INPUT DATA
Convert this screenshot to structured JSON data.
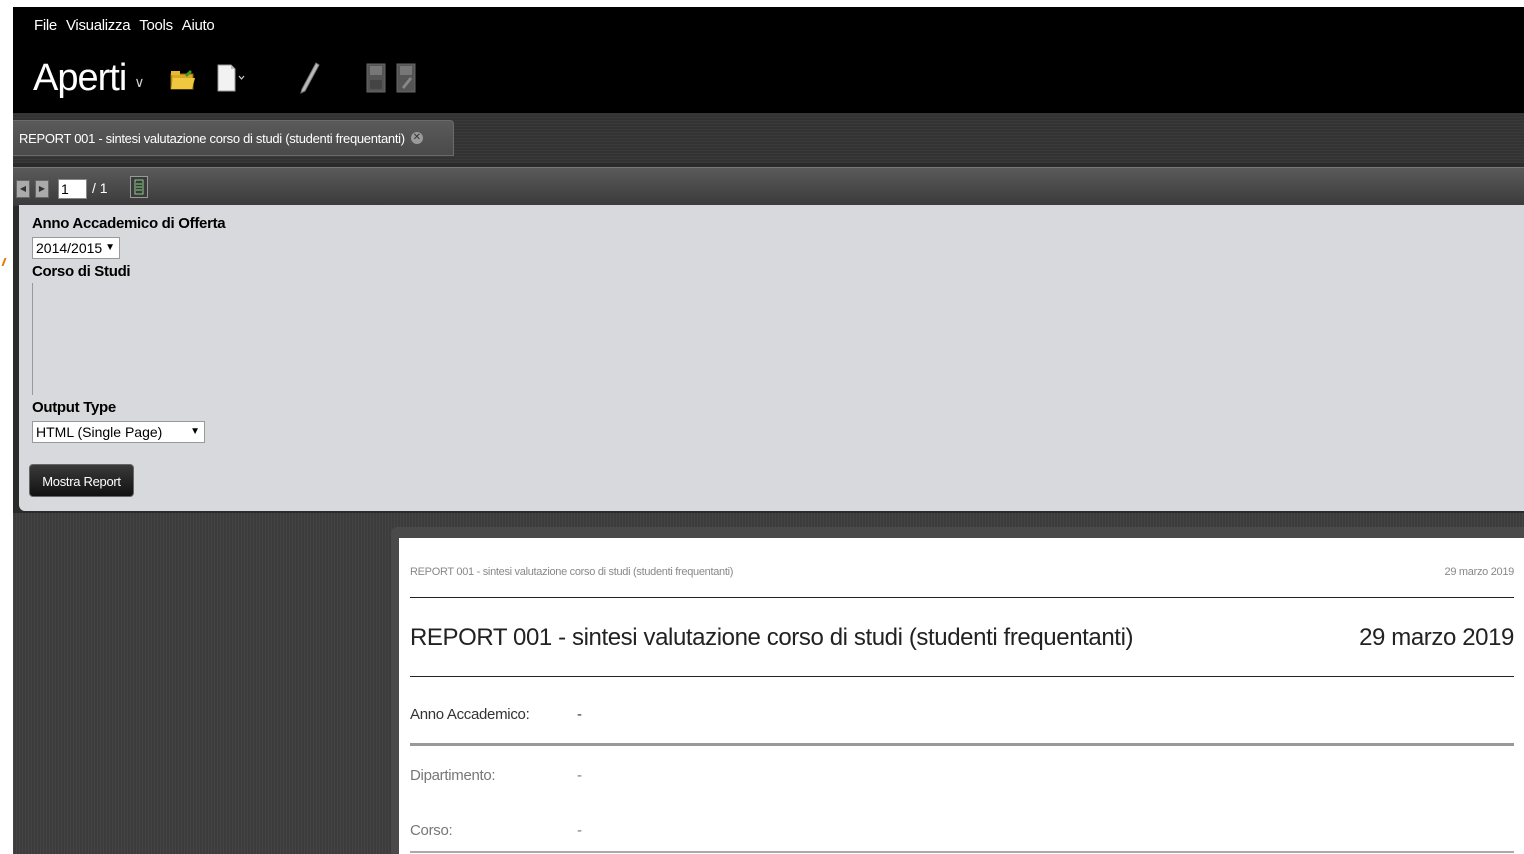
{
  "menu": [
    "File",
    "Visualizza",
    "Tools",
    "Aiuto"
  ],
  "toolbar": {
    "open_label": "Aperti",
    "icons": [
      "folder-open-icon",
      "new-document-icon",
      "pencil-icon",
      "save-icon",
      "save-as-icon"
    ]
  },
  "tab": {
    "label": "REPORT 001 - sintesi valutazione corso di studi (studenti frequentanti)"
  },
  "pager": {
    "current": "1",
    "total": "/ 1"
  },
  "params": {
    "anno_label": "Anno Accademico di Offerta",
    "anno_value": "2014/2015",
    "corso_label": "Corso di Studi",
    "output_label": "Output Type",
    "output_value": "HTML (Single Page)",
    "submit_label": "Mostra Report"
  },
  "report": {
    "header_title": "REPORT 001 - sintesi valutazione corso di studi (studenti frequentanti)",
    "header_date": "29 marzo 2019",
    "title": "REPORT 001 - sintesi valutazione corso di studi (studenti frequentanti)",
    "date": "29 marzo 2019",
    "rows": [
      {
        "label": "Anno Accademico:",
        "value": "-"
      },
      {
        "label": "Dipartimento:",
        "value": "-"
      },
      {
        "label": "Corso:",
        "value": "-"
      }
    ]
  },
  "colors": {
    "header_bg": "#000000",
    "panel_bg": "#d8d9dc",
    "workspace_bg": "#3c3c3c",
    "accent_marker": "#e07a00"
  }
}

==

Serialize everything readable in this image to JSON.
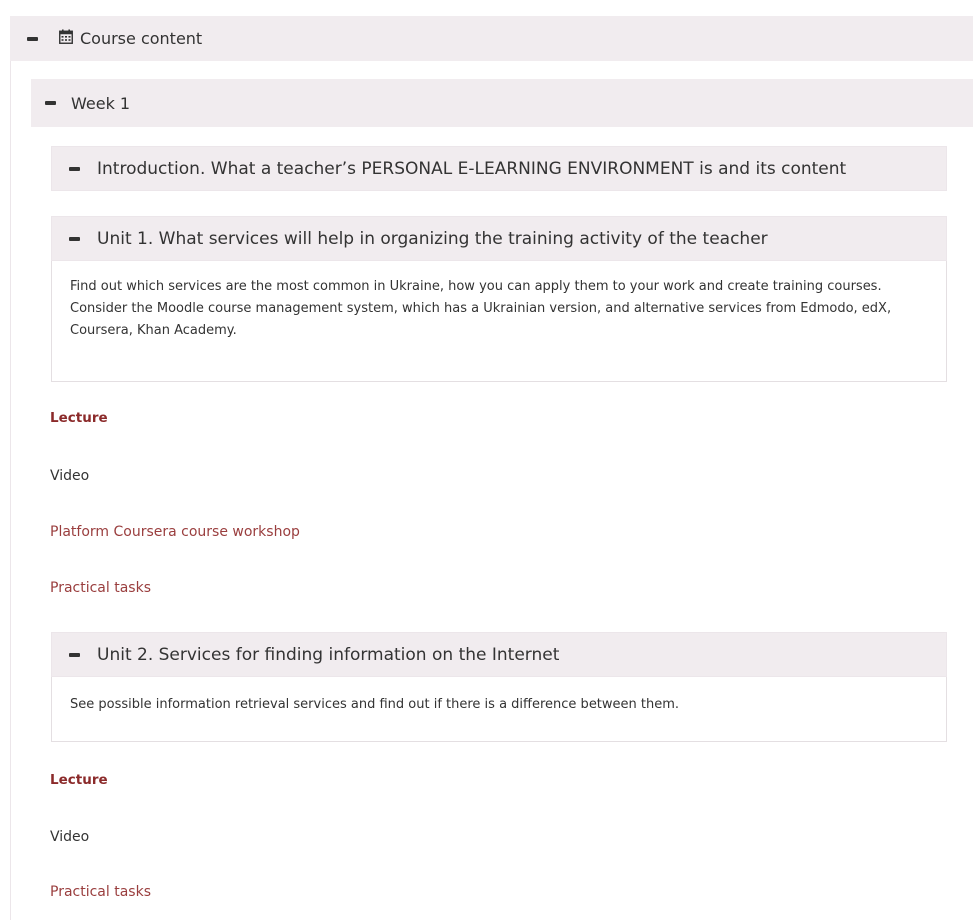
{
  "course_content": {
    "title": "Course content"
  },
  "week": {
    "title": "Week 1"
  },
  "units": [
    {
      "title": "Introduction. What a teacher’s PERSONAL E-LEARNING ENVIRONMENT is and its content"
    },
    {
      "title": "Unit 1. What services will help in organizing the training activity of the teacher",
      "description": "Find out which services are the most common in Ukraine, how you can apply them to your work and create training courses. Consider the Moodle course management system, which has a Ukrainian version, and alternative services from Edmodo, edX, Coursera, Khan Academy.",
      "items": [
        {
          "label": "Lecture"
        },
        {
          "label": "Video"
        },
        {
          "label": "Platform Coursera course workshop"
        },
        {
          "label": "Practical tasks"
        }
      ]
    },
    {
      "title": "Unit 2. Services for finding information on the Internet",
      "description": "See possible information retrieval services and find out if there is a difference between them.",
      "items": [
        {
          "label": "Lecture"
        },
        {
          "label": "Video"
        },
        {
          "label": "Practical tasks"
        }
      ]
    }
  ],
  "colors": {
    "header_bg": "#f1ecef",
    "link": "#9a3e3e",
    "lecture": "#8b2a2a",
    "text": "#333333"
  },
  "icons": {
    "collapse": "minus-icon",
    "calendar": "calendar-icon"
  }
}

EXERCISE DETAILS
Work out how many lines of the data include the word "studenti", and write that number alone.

REPLY TO THE TASK
3